‘More than just a paycheck’: The people behind Emerson’s Equipment Distribution Center


Photo: Madison Murillo

Students checking out equipment at Emerson’s EDC.

By Adri Pray, Editor-at-large

Though the Equipment Distribution Center is often a source of frustration for film students at Emerson, for its student workers it is something more—a place for social gathering, and for tuition relief.

The center only works with four full-time members of staff, with the other nearly 50 employees consisting solely of student employees.

Junior visual and media arts major Tess Meersman works as a fulfillment and inventory supervisor at the EDC. She said that the center has proven to be a great resource for her during the past four semesters.

“I did not know a lot about equipment coming [to Emerson]…and I needed a job because I have to pay tuition,” Meersman said. “I saw the EDC and I was like, ‘Oh, that’s great.’ Not only can I have money to pay rent and tuition, but I can get better at what I’m trying to do and I can learn more about our equipment—which will definitely help me more in the long run.’”

Along with gaining field experience, Meersman said she’s found community within her field—coworkers, students, professors and management alike from her involvement with the center.

“I’m always learning something new and I really love the people I work with,” she said.  

No stranger to networking within the EDC’s curated clientele, many of the sets Meersman’s worked on have belonged to “friends at work.” Her current roommates and many of her friends all come from the EDC, too.

“We do our work, but we also have a lot of fun talking to each other,” she said. “I’ve signed up for classes because some of my coworkers are in them.”

Katie Dhosi, a junior writing, literature and publishing major, joined the EDC team during her first year at Emerson as a VMA major.
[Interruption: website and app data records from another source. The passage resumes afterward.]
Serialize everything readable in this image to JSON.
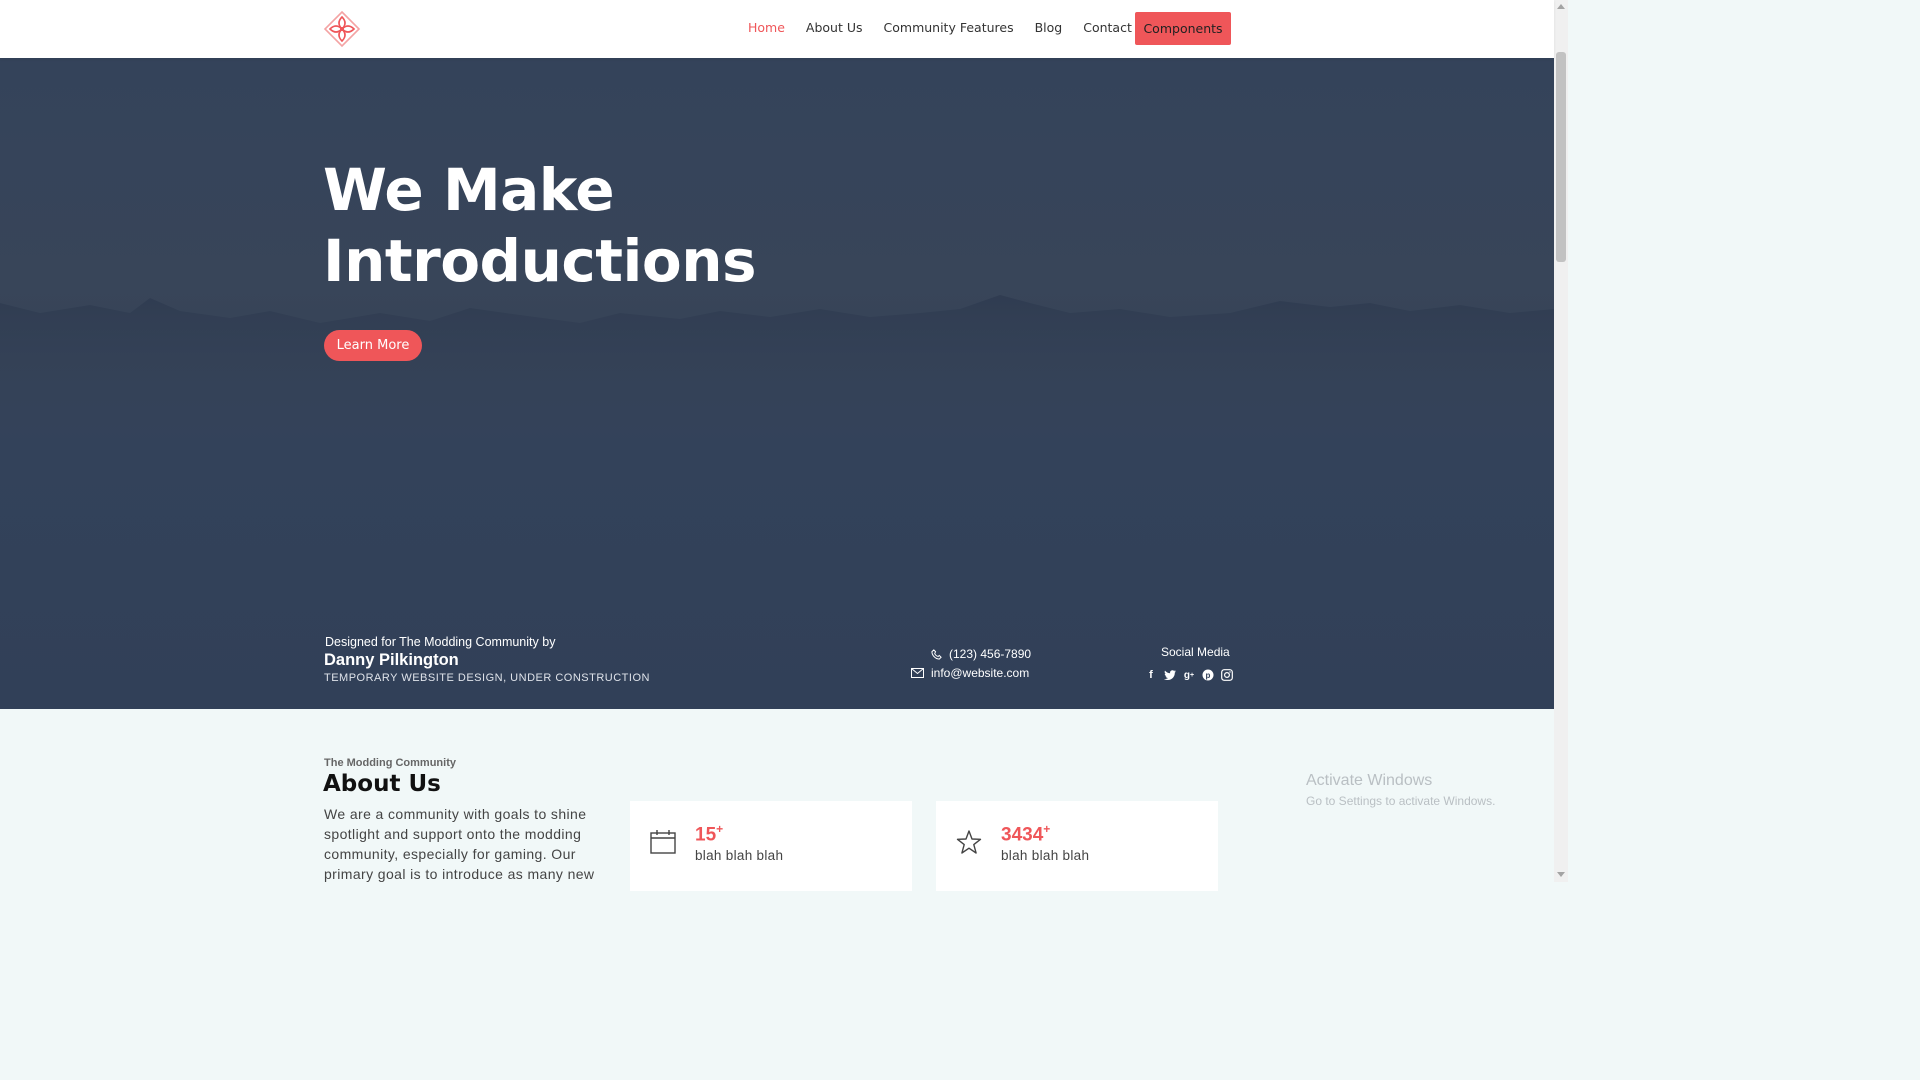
{
  "nav": {
    "items": [
      {
        "label": "Home",
        "active": true
      },
      {
        "label": "About Us"
      },
      {
        "label": "Community Features"
      },
      {
        "label": "Blog"
      },
      {
        "label": "Contact"
      }
    ],
    "cta_label": "Components",
    "logo_icon": "diamond-petal-logo"
  },
  "hero": {
    "title_line1": "We Make",
    "title_line2": "Introductions",
    "button_label": "Learn More"
  },
  "credits": {
    "designed_for": "Designed for The Modding Community by",
    "author": "Danny Pilkington",
    "note": "TEMPORARY WEBSITE DESIGN, UNDER CONSTRUCTION"
  },
  "contact": {
    "phone": "(123) 456-7890",
    "email": "info@website.com"
  },
  "social": {
    "label": "Social Media",
    "icons": [
      "facebook-icon",
      "twitter-icon",
      "google-plus-icon",
      "pinterest-icon",
      "instagram-icon"
    ]
  },
  "about": {
    "kicker": "The Modding Community",
    "title": "About Us",
    "text": "We are a community with goals to shine spotlight and support onto the modding community, especially for gaming. Our primary goal is to introduce as many new"
  },
  "stats": [
    {
      "number": "15",
      "suffix": "+",
      "label": "blah blah blah",
      "icon": "calendar-icon"
    },
    {
      "number": "3434",
      "suffix": "+",
      "label": "blah blah blah",
      "icon": "star-icon"
    }
  ],
  "watermark": {
    "title": "Activate Windows",
    "subtitle": "Go to Settings to activate Windows."
  },
  "colors": {
    "accent": "#ef5659",
    "hero_bg": "#34435a",
    "about_bg": "#f1f8f8"
  }
}
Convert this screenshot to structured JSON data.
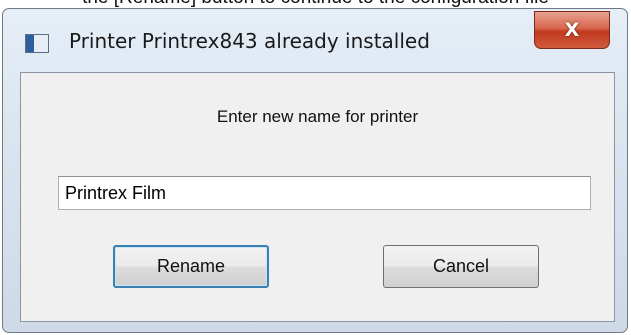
{
  "background_text": "the [Rename] button to continue to the configuration file",
  "window": {
    "title": "Printer Printrex843 already installed",
    "close_label": "X"
  },
  "dialog": {
    "prompt": "Enter new name for printer",
    "name_input_value": "Printrex Film",
    "rename_label": "Rename",
    "cancel_label": "Cancel"
  },
  "colors": {
    "close_button": "#c0391f",
    "default_button_border": "#3c7fb1"
  }
}
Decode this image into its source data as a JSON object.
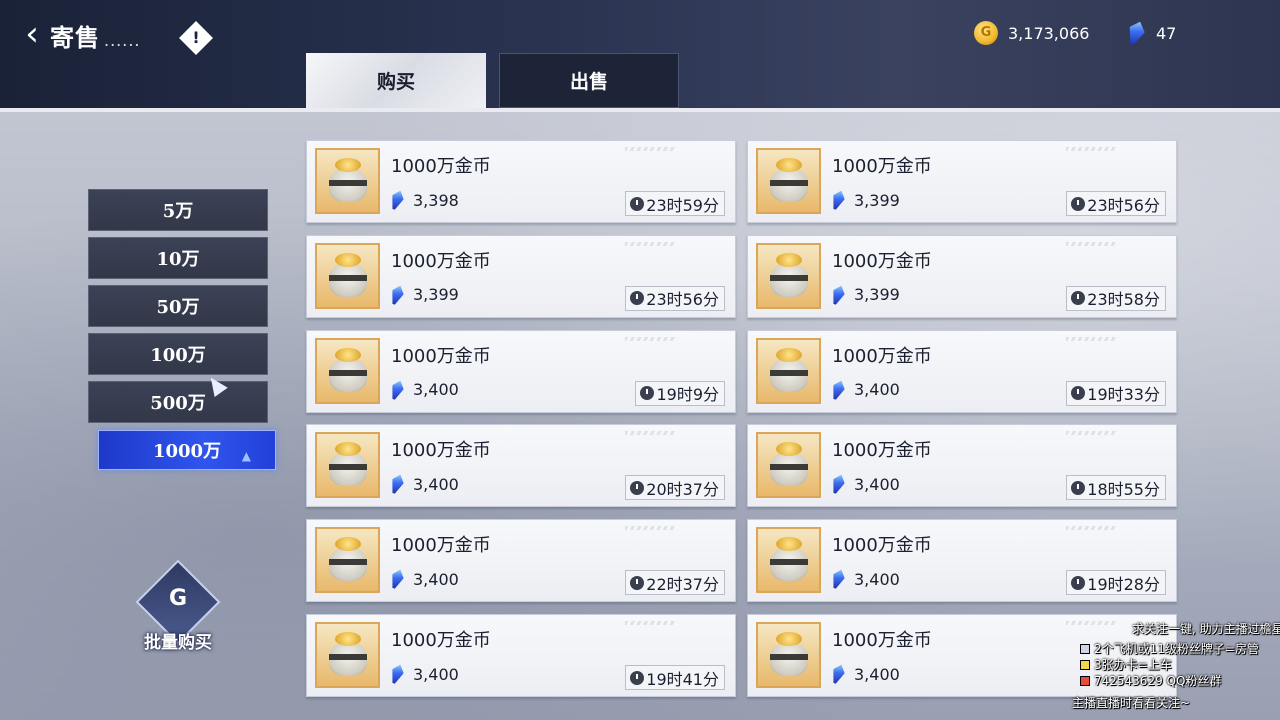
{
  "header": {
    "title": "寄售",
    "title_suffix": "......",
    "info_icon_glyph": "!",
    "gold_amount": "3,173,066",
    "gem_amount": "47",
    "coin_symbol": "G"
  },
  "tabs": {
    "buy": "购买",
    "sell": "出售"
  },
  "categories": [
    {
      "label": "5万",
      "active": false
    },
    {
      "label": "10万",
      "active": false
    },
    {
      "label": "50万",
      "active": false
    },
    {
      "label": "100万",
      "active": false
    },
    {
      "label": "500万",
      "active": false
    },
    {
      "label": "1000万",
      "active": true
    }
  ],
  "bulk_buy": {
    "label": "批量购买",
    "symbol": "G"
  },
  "listings": [
    {
      "name": "1000万金币",
      "price": "3,398",
      "time": "23时59分"
    },
    {
      "name": "1000万金币",
      "price": "3,399",
      "time": "23时56分"
    },
    {
      "name": "1000万金币",
      "price": "3,399",
      "time": "23时56分"
    },
    {
      "name": "1000万金币",
      "price": "3,399",
      "time": "23时58分"
    },
    {
      "name": "1000万金币",
      "price": "3,400",
      "time": "19时9分"
    },
    {
      "name": "1000万金币",
      "price": "3,400",
      "time": "19时33分"
    },
    {
      "name": "1000万金币",
      "price": "3,400",
      "time": "20时37分"
    },
    {
      "name": "1000万金币",
      "price": "3,400",
      "time": "18时55分"
    },
    {
      "name": "1000万金币",
      "price": "3,400",
      "time": "22时37分"
    },
    {
      "name": "1000万金币",
      "price": "3,400",
      "time": "19时28分"
    },
    {
      "name": "1000万金币",
      "price": "3,400",
      "time": "19时41分"
    },
    {
      "name": "1000万金币",
      "price": "3,400",
      "time": ""
    }
  ],
  "overlay": {
    "line1": "求关注一键, 助力主播过檐星!",
    "line2": "2个飞机或11级粉丝牌子=房管",
    "line3": "3张办卡=上车",
    "line4": "742543629 QQ粉丝群",
    "line5": "主播直播时看看关注~"
  },
  "colors": {
    "topbar": "#1a2238",
    "active_category": "#2f55ee",
    "card_bg": "#f7f8fb",
    "coin_gold": "#f1b82a",
    "gem_blue": "#3d6df0"
  }
}
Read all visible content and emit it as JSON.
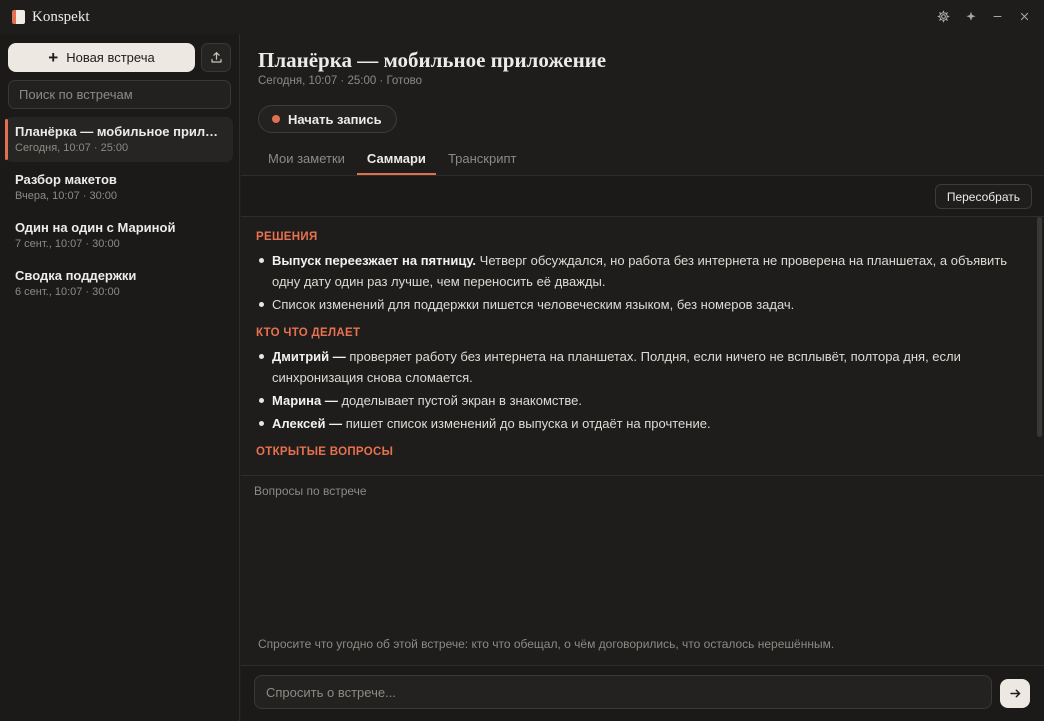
{
  "app": {
    "title": "Konspekt"
  },
  "window": {
    "settings_icon": "gear-icon",
    "pin_icon": "pin-icon",
    "minimize_icon": "minimize-icon",
    "close_icon": "close-icon"
  },
  "sidebar": {
    "new_meeting_label": "Новая встреча",
    "export_icon": "upload-icon",
    "search_placeholder": "Поиск по встречам",
    "meetings": [
      {
        "title": "Планёрка — мобильное приложение",
        "meta": "Сегодня, 10:07 · 25:00",
        "active": true
      },
      {
        "title": "Разбор макетов",
        "meta": "Вчера, 10:07 · 30:00",
        "active": false
      },
      {
        "title": "Один на один с Мариной",
        "meta": "7 сент., 10:07 · 30:00",
        "active": false
      },
      {
        "title": "Сводка поддержки",
        "meta": "6 сент., 10:07 · 30:00",
        "active": false
      }
    ]
  },
  "main": {
    "title": "Планёрка — мобильное приложение",
    "meta": "Сегодня, 10:07 · 25:00 · Готово",
    "record_label": "Начать запись",
    "tabs": [
      {
        "label": "Мои заметки",
        "active": false
      },
      {
        "label": "Саммари",
        "active": true
      },
      {
        "label": "Транскрипт",
        "active": false
      }
    ],
    "rebuild_label": "Пересобрать",
    "summary": {
      "decisions_heading": "РЕШЕНИЯ",
      "decisions": [
        {
          "bold": "Выпуск переезжает на пятницу.",
          "text": " Четверг обсуждался, но работа без интернета не проверена на планшетах, а объявить одну дату один раз лучше, чем переносить её дважды."
        },
        {
          "bold": "",
          "text": "Список изменений для поддержки пишется человеческим языком, без номеров задач."
        }
      ],
      "who_heading": "КТО ЧТО ДЕЛАЕТ",
      "who": [
        {
          "bold": "Дмитрий —",
          "text": " проверяет работу без интернета на планшетах. Полдня, если ничего не всплывёт, полтора дня, если синхронизация снова сломается."
        },
        {
          "bold": "Марина —",
          "text": " доделывает пустой экран в знакомстве."
        },
        {
          "bold": "Алексей —",
          "text": " пишет список изменений до выпуска и отдаёт на прочтение."
        }
      ],
      "open_heading": "ОТКРЫТЫЕ ВОПРОСЫ"
    },
    "qa": {
      "label": "Вопросы по встрече",
      "hint": "Спросите что угодно об этой встрече: кто что обещал, о чём договорились, что осталось нерешённым.",
      "input_placeholder": "Спросить о встрече...",
      "send_icon": "arrow-right-icon"
    }
  },
  "colors": {
    "accent": "#e07050",
    "background": "#1e1d1c",
    "sidebar": "#1b1a19"
  }
}
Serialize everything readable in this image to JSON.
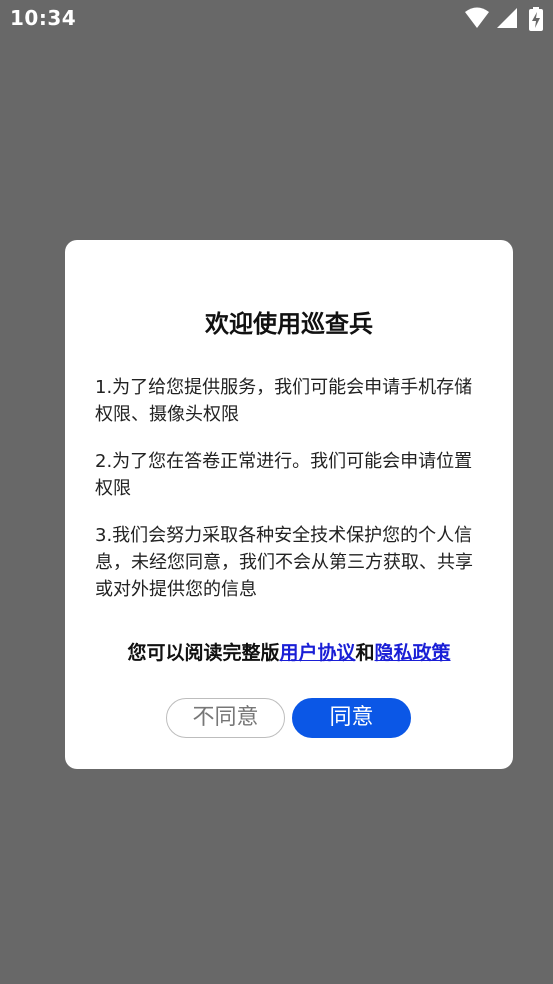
{
  "status_bar": {
    "time": "10:34",
    "icons": [
      "wifi-icon",
      "signal-icon",
      "battery-charging-icon"
    ]
  },
  "dialog": {
    "title": "欢迎使用巡查兵",
    "paragraphs": [
      "1.为了给您提供服务，我们可能会申请手机存储权限、摄像头权限",
      "2.为了您在答卷正常进行。我们可能会申请位置权限",
      "3.我们会努力采取各种安全技术保护您的个人信息，未经您同意，我们不会从第三方获取、共享或对外提供您的信息"
    ],
    "read_prefix": "您可以阅读完整版",
    "user_agreement_link": "用户协议",
    "conjunction": "和",
    "privacy_policy_link": "隐私政策",
    "disagree_label": "不同意",
    "agree_label": "同意"
  },
  "colors": {
    "overlay": "#686868",
    "accent": "#0b57e6",
    "link": "#1a1fd6"
  }
}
Though she has since changed her major, she said her job at the EDC allows her to continue to pursue her passion for filmmaking and broaden her social circle. 

“The biggest thing EDC has done for me is allow me to expand the people I meet,” Dhosi said. “I’ve been able to read people’s scripts for them, help with anything editing…the social aspect has been really good to get out of the cliquiness of your major and be able to communicate with other people.”

Senior VMA major Marc Fitch said he couldn’t imagine his Emerson experience without the lessons of the EDC. 

“I have a roommate who works at Tatte and makes a ton of money in tips, and they’re like, ‘Why don’t you work at Tatte and make tip money?’” he said. “The truth of the matter is the experience of work at EDC is super beneficial, and more than just the paycheck. I’ve learned so much.”

The guidance of the EDC management team and his coworkers propelled Fitch easily through navigating new equipment, educating him outside of the classroom.

“I did not know anything when I first got to the EDC,” he said. “I remember when I was a new person, there was some crazy smart employees who taught me a lot.”

Despite the strong incentives for working at the EDC, sophomore VMA major Tony Chen acknowledged that the equipment renting process can be difficult for students who don’t get the classes they expect—and thus are limited in the equipment that they can check out.

Other students cite the paperwork that goes with obtaining equipment as a process plagued by disorganization and confusion. 

Citing ever-changing COVID-19 guidelines, complicated instructions, and constant anxiety that his paperwork would be rejected, first-year VMA major Hayden Bandes said that going through the EDC made filmmaking “a lot harder than ever.”

Fellow first-year VMA student Nikki Emma reported similar difficulties with paperwork.

“They don’t want people to use the equipment you’re not supposed to use,” she said. “But I feel there should be a simpler process for films that are really short for classes that aren’t anything dangerous.”

However, Bandes clarified that it was the process itself that was the issue, not the EDC itself.

“The EDC’s sole purpose is to maintain the gear and make sure that we can get it—anything that you might have heard about it being really difficult, that’s not their fault,” he said.

EDC Manager Jake Nadeau said students and faculty influence which equipment is replaced each summer, based on the budgetary needs of each department. The EDC works with the heads of the VMA Department, as well as the School of Communication, in order to decide what fits best within the confines of the curriculum.

“We respond to both faculty and student requests for new equipment,” Nadeau said. “We synthesize that into what is within that department’s budget and what would best serve both the curricular needs of the faculty and the curriculum to the students.”

As a center that “functions in the background,” the EDC is expanding into the School of Communication and performing arts programs as well, Operations Manager Damon Blankenship said, and a lot of that wouldn’t be possible without the support from student employees.

“It seemed this place could be a sanctuary for them and they seem to like coming here and working with each other and feeling safe,” he said.